(Record extracts)

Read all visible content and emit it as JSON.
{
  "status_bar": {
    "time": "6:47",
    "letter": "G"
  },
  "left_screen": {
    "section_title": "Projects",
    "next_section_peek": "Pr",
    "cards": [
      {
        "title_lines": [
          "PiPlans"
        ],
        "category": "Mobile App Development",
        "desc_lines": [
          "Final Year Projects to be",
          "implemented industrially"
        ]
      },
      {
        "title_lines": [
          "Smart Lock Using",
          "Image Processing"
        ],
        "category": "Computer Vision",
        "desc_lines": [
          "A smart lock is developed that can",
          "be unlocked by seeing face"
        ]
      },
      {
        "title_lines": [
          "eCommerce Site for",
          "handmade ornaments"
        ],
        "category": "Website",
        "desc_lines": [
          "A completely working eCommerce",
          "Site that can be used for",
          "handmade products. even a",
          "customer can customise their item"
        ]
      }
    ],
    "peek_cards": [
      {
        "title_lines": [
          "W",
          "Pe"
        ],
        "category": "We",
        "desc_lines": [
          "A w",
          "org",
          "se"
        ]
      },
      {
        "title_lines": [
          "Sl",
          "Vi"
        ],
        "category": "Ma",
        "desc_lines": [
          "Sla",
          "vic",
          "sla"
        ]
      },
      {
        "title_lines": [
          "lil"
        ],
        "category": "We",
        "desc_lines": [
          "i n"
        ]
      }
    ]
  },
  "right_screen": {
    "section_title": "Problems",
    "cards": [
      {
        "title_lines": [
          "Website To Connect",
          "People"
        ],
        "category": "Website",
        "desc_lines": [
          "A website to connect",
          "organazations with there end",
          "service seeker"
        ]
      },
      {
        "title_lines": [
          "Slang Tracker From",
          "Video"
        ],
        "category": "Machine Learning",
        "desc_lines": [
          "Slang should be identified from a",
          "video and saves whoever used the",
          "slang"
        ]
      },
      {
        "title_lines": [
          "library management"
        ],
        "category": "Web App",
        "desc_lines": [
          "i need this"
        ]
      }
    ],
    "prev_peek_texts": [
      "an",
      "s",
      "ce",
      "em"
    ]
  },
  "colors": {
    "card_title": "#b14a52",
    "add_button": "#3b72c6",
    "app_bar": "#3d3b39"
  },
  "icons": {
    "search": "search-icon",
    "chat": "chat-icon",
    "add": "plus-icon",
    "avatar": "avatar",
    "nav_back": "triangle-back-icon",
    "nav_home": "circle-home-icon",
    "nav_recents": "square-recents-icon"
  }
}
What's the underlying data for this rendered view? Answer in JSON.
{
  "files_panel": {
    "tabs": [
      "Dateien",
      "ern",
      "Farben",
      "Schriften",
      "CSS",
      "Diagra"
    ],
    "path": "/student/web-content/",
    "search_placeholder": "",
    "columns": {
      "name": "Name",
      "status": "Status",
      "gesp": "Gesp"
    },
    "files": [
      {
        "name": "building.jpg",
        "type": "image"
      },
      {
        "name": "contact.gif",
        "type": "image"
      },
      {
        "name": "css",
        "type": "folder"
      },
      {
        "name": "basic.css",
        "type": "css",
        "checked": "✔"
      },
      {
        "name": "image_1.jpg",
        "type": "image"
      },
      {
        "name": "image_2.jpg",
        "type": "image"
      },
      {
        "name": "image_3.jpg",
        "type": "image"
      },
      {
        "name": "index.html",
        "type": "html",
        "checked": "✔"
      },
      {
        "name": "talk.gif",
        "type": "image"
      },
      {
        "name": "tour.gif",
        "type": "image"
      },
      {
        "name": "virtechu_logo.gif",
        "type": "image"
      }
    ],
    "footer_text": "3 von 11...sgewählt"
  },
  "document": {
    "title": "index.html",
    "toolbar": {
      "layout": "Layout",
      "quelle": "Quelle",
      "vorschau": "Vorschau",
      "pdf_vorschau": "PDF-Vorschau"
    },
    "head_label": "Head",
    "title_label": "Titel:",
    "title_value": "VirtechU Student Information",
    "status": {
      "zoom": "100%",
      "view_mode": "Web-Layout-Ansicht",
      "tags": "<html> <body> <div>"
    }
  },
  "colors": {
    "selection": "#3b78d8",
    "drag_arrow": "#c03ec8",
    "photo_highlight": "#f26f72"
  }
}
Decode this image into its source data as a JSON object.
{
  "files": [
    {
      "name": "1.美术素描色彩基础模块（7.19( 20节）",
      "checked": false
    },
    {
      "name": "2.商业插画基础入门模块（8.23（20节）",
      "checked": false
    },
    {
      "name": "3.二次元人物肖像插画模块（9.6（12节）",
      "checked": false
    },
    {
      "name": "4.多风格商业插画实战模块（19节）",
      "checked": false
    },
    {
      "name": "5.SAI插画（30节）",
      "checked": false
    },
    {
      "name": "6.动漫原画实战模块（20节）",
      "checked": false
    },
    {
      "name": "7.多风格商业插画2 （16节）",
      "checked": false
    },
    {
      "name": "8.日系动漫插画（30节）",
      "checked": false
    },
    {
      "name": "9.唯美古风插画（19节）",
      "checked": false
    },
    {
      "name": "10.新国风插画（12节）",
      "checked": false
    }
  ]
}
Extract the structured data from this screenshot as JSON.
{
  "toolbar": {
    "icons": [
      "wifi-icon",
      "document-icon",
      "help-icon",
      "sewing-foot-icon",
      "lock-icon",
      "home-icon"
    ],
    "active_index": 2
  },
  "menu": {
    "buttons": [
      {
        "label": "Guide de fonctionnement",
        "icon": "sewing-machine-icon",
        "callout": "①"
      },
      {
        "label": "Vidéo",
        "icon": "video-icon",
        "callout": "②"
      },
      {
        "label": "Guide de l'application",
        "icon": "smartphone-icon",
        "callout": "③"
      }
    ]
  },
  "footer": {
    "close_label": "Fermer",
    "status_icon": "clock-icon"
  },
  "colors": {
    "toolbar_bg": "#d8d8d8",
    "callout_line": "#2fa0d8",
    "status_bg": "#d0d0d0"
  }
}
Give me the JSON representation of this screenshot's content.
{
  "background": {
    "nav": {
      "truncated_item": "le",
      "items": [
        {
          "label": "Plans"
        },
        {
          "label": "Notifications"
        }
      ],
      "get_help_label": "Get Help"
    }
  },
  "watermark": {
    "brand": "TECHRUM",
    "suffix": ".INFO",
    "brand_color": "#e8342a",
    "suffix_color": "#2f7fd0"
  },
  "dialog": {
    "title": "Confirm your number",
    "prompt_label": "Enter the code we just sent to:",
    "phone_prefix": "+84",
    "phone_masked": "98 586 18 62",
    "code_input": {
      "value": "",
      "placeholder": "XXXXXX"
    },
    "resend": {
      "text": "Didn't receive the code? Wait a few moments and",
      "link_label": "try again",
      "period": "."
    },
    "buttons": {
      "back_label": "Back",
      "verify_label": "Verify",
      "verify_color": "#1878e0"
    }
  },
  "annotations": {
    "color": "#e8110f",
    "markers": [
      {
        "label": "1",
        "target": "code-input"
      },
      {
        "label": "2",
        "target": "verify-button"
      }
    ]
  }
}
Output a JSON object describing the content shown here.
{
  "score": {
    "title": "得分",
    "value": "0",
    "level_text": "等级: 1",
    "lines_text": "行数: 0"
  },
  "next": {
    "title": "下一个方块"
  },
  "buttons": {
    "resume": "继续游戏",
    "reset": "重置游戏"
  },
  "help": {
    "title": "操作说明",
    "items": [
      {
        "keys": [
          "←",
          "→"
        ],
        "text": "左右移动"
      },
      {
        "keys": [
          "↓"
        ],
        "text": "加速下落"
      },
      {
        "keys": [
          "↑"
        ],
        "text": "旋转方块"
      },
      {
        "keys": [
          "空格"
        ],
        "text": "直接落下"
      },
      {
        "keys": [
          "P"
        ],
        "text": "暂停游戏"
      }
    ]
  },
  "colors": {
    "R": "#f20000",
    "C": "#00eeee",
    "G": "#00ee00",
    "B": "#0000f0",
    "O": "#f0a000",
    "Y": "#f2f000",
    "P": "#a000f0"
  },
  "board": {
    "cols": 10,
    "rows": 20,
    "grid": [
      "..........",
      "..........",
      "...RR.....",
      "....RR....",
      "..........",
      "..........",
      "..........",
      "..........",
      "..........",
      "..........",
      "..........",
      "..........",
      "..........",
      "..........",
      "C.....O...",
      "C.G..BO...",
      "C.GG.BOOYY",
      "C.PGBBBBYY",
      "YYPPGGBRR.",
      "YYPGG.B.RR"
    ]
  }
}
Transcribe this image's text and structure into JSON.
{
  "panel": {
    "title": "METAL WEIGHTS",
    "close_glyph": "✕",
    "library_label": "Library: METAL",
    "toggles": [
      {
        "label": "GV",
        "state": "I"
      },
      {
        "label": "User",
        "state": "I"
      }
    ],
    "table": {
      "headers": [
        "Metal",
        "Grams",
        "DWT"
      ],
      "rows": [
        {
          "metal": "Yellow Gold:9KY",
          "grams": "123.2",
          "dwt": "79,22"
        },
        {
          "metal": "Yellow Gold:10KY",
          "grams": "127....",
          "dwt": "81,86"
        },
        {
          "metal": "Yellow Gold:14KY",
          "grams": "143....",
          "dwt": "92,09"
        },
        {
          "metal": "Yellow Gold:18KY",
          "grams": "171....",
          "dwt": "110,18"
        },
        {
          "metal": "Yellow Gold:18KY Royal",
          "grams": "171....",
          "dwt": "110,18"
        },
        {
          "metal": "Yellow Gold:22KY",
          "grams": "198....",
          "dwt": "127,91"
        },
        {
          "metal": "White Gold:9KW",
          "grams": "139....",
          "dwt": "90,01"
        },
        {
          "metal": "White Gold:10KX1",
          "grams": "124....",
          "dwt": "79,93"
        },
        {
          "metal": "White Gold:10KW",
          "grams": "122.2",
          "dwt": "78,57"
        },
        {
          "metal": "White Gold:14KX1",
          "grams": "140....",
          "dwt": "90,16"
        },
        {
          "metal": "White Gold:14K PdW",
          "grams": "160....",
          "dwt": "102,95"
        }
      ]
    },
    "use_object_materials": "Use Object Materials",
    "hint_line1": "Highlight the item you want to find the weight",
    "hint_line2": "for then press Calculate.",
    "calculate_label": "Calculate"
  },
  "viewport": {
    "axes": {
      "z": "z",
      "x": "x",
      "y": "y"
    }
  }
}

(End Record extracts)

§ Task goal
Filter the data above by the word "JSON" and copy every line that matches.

§ Result
Read all visible content and emit it as JSON.
What's the underlying data for this rendered view? Answer in JSON.
Decode this image into its source data as a JSON object.
Extract the structured data from this screenshot as JSON.
Give me the JSON representation of this screenshot's content.
Output a JSON object describing the content shown here.
Transcribe this image's text and structure into JSON.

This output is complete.